Given information:
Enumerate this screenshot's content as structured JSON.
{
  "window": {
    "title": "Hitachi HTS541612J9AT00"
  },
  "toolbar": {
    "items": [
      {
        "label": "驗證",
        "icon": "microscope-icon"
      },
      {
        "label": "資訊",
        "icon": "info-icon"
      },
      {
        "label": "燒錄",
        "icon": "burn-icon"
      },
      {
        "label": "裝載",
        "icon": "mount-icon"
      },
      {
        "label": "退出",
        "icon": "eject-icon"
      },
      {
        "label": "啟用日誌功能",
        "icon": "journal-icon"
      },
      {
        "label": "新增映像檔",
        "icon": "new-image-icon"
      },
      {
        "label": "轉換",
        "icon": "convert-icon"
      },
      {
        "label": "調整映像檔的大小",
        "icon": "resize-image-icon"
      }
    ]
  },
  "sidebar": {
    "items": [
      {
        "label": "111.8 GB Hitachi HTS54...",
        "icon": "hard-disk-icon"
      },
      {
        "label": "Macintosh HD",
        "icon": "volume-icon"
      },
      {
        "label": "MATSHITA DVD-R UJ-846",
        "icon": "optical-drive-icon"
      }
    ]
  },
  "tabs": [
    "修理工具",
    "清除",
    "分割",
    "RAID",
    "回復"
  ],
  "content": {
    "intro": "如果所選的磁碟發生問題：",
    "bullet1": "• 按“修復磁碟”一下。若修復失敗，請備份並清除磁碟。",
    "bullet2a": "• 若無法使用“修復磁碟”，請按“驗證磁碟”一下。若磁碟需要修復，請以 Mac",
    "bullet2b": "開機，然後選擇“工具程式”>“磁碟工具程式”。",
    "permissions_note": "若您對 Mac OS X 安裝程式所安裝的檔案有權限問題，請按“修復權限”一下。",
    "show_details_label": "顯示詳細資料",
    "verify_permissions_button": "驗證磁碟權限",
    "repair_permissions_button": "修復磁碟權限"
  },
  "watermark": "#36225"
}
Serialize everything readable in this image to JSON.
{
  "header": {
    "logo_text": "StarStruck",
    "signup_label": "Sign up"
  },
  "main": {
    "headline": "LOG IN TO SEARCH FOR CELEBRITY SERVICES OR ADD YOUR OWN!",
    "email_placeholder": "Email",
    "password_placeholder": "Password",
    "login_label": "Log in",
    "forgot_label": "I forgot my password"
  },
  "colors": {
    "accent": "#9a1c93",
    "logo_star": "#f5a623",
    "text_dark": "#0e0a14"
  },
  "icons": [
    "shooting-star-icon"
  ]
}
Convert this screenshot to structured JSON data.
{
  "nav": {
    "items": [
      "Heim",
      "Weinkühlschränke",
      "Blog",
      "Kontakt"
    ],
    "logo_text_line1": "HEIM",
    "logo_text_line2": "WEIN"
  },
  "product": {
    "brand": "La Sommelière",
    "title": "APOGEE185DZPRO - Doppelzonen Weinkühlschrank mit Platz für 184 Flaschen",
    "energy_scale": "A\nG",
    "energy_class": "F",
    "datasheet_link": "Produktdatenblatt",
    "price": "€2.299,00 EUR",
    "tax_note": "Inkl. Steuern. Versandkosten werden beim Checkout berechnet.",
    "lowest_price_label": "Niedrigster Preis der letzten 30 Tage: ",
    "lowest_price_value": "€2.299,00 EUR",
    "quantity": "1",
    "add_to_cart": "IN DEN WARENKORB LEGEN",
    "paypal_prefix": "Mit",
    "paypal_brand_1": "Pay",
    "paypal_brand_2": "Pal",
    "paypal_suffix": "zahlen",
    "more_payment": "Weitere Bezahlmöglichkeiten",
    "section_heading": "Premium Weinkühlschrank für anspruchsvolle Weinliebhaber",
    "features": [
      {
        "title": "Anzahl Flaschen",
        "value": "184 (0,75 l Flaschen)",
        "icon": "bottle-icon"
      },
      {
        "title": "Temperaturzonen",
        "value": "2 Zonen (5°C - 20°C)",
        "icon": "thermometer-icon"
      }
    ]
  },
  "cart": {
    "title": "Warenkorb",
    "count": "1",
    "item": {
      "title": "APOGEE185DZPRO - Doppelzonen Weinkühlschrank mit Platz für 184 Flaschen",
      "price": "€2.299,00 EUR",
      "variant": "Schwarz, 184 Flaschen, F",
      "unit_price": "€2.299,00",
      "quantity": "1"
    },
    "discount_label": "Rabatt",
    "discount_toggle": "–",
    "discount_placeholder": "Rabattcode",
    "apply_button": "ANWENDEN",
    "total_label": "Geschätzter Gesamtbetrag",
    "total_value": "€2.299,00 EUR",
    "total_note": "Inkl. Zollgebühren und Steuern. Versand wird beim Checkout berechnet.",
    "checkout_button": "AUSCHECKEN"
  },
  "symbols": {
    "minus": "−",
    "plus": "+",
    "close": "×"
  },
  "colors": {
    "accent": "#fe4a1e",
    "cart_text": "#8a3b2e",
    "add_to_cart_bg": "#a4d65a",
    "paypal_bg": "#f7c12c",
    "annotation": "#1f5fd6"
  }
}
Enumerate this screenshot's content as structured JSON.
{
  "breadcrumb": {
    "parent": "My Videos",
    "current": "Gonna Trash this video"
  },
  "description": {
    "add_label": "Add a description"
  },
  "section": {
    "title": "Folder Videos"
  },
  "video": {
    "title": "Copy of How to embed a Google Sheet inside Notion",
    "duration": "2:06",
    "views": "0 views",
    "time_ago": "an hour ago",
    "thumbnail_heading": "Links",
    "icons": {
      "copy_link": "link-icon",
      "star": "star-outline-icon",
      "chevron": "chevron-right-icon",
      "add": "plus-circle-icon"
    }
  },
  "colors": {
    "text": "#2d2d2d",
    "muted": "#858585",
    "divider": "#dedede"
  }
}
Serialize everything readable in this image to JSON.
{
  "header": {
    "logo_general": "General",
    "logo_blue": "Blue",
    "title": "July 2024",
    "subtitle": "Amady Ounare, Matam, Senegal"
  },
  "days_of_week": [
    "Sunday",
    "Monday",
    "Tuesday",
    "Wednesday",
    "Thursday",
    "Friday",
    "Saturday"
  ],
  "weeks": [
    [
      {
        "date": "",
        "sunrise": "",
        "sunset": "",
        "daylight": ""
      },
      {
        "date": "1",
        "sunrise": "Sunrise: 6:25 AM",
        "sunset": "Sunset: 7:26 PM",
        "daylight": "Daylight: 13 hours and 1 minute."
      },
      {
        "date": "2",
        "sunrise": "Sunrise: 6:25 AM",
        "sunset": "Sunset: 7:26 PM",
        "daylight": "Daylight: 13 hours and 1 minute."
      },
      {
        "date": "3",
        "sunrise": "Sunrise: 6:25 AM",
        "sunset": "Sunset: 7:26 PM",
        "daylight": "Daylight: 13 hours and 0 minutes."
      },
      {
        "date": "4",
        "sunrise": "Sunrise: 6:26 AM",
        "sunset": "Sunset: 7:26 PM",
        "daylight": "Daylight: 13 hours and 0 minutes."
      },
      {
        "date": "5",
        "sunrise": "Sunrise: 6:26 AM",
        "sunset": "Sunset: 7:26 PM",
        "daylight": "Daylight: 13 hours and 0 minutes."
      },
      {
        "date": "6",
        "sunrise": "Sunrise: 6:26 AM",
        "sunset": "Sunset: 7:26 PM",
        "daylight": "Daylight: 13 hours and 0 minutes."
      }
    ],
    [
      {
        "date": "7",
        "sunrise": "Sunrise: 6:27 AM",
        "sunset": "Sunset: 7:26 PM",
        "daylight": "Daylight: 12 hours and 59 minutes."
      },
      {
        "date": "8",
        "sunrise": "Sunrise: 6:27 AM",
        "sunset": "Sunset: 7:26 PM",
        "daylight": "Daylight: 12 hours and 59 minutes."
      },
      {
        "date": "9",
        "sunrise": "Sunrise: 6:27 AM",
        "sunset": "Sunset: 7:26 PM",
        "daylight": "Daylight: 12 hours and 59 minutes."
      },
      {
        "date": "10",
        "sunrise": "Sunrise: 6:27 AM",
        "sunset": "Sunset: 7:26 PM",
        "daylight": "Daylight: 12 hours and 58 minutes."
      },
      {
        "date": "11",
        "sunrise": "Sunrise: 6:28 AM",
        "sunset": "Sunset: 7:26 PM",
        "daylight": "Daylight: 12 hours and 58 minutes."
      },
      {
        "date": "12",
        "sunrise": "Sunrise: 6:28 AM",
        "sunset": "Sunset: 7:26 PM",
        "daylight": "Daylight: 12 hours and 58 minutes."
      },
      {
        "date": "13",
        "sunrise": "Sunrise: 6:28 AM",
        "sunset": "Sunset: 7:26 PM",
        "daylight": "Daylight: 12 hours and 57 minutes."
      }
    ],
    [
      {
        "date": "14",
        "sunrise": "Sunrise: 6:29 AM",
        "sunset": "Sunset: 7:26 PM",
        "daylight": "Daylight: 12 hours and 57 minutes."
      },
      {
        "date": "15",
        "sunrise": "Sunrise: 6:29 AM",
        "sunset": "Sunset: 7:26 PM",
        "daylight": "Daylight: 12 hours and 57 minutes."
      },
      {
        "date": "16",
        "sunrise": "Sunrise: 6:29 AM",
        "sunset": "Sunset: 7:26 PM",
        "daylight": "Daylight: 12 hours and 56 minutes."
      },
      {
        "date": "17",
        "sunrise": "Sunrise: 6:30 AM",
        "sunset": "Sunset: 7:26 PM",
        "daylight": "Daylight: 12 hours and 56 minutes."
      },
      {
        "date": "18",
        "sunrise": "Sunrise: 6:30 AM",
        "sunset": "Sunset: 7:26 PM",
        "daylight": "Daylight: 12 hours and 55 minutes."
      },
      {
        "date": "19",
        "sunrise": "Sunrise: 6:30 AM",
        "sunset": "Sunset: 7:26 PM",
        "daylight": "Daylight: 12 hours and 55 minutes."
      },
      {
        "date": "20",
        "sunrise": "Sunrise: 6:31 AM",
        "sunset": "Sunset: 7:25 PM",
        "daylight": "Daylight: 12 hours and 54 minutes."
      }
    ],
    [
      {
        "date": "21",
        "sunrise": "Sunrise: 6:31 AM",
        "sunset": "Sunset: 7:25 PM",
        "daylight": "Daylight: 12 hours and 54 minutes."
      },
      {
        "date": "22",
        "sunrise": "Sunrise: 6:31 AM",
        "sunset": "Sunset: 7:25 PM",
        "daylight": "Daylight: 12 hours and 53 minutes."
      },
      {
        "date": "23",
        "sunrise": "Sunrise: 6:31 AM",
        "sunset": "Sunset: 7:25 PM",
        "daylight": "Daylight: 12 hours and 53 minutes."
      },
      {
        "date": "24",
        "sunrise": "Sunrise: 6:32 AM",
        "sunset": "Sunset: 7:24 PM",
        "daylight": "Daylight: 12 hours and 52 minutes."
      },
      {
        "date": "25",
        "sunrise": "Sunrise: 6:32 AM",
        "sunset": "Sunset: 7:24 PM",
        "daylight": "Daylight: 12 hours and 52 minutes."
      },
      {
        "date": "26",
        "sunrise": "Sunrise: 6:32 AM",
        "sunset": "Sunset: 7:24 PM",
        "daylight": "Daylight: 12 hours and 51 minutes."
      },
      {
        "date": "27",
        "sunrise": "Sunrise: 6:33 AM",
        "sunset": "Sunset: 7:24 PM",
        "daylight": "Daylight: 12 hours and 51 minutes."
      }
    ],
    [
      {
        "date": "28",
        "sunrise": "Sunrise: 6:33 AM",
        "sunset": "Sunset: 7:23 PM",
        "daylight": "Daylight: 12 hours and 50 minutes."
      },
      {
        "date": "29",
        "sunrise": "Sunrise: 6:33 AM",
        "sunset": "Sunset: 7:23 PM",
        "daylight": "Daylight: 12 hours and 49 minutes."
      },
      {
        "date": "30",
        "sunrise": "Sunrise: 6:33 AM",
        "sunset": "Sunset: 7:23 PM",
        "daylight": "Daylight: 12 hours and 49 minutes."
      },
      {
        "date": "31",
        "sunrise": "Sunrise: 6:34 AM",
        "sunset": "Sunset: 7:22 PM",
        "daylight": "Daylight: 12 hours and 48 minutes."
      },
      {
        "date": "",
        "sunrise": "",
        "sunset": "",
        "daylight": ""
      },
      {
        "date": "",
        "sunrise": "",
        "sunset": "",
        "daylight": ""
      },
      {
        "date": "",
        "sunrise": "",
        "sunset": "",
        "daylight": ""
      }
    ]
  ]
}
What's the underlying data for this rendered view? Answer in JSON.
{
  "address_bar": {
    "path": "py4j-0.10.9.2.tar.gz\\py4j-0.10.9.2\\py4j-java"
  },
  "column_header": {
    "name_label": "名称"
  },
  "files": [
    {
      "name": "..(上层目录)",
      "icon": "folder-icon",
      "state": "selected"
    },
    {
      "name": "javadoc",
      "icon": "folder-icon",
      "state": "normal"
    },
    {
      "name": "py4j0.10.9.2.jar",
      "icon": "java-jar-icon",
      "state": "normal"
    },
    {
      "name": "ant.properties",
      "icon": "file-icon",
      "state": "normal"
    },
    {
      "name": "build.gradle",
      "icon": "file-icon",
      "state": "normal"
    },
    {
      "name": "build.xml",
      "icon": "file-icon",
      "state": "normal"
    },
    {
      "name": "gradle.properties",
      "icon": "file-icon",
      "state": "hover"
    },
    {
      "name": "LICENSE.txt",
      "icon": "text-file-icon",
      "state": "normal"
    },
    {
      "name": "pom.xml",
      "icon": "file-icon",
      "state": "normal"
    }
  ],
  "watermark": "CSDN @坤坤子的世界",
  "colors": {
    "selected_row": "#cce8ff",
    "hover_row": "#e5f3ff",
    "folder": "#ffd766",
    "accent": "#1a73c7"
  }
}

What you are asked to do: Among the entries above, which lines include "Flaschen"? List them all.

Reply to the task:
    "title": "APOGEE185DZPRO - Doppelzonen Weinkühlschrank mit Platz für 184 Flaschen",
        "title": "Anzahl Flaschen",
        "value": "184 (0,75 l Flaschen)",
      "title": "APOGEE185DZPRO - Doppelzonen Weinkühlschrank mit Platz für 184 Flaschen",
      "variant": "Schwarz, 184 Flaschen, F",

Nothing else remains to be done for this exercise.